Progressions - Giancarlo Vulcano '97
“Being a musician in New York and not being broke is very hard.”
An ominous start to the profile of a guitar player. But this is no hard luck tale. Instead, Giancarlo Vulcano ’97 has flourished in New York since leaving Sarah Lawrence, following an upward trajectory that began with him toiling at physical labor in a church cum performance space, and today finds him an integral part of the team around Howard Shore, one of Hollywood’s busiest and most celebrated film composers.
Vulcano also spends one night a week helping prepare music for Saturday Night Live, and handles lead guitar for a Latin-themed pop band that plays “a lot.” He has no free time. But, he says, “I’m lucky. I’ve always wanted to be a musician, and today I work on music all day.”
Vulcano’s workday begins and ends on a bus—the two-hour trip between Brooklyn and upstate Tuxedo, N.Y., where Shore composes. In recent years Shore has created the soundtracks for such films as The Silence of the Lambs, The Aviator, Gangs of New York and the Lord of the Rings trilogy; he’s scoring this year’s King Kong. Vulcano’s duties include assisting Shore with new music, archiving older compositions and helping with scholastic arrangements of his work.
“When he’s writing for a film, we’re in war mode,” Vulcano says. “My job is making sure all he has to do is write music.” It’s up to Vulcano and his colleagues, for example, to let Shore know if a director has cut or added footage, and how the change affects that portion of the score.
“I get to see the picture before any music has been added. It’s really interesting to imagine where music should go, and where a scene would be better without anything.”
At the end of the day, Vulcano uses a computer to copy and proof Shore’s handwritten music—knowing that mistakes can dent budgets and deform deadlines.
“Anything can happen when you’re working with a computer program, it’s late at night and you haven’t gotten enough sleep.
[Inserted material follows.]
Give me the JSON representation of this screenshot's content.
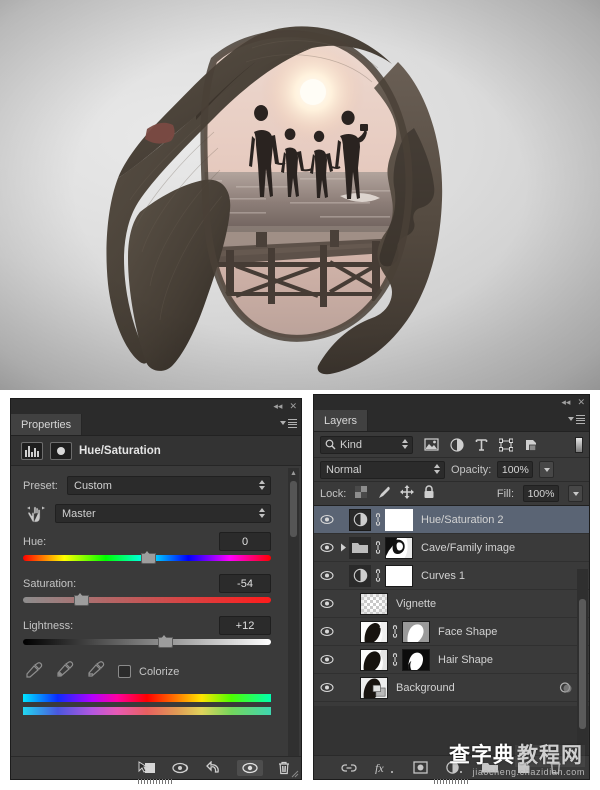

When 80 musicians rehearse it in the studio the next day and there’s nothing wrong, it’s like you’ve dodged a bullet.”
Raised in Manhattan, Vulcano attended an all-boys school. “I visited Sarah Lawrence and my brain blew up. The vibe was so different.”
Mason Gentzler, Asian studies faculty member, and the late music teacher Catherine “Kitty” Rowe were among the faculty who became models, Vulcano says, for how he pursues his own goals.
“It was the first time in my life that I saw people who were that good at something. These people knew a lot, worked very hard, were just so nice. They were totally inspiring.”
Rowe “taught us how to hear intervals, to know what you hear so you can write it down, to sing it correctly. She was the best musician I’ve ever met in my life, and the sweetest, most loving person.”
Vulcano has played guitar for “a million years.” His latest project, Las Rubias del Norte, specializes in Cuban and South American music. “We play a little Mozart, too.”
“My influences are not guitar players,” he says. “I’m a Stravinsky nut; I love Charles Mingus.”
Vulcano’s career progression began in a Brooklyn music store shortly after graduation. He bought a CD of music recorded at St. Ann’s Church. When he stepped outside, St. Ann’s was across the street. Feeling the nudge of Fate, he went over and asked for a job. For the next few years Vulcano swept floors, sold CDs at concerts, and lugged equipment and laid cable like a roadie—while working at night toward his master’s in composition at Queens College.
“Some people my age are not willing to start near the bottom. I think that’s unfortunate. You want that sense that things could be a lot worse.”
At a performance one night he met Lenny Pickett, saxophone player for the venerable house band at Saturday Night Live. Shortly thereafter Vulcano landed a job on the show, preparing music for skits and commercial breaks. Then Chance called him out of line again: At the NBC 75th anniversary broadcast in 2002 he was introduced to the composer of the SNL theme songs—Howard Shore.
“It’s been step by step since 1997,” Vulcano says. “The most exciting thing is being trusted by great musicians to work on their projects. It’s a testament to what I learned at Sarah Lawrence, and other schools.”
He uses his time on the bus to Tuxedo and back to compose on a laptop. “I’d love to score my own movie, put out a CD of my own music. But I’m not in a rush. I’m glad I started at the level of carrying equipment and laying cable. I’ve seen so many different facets of a life in music.”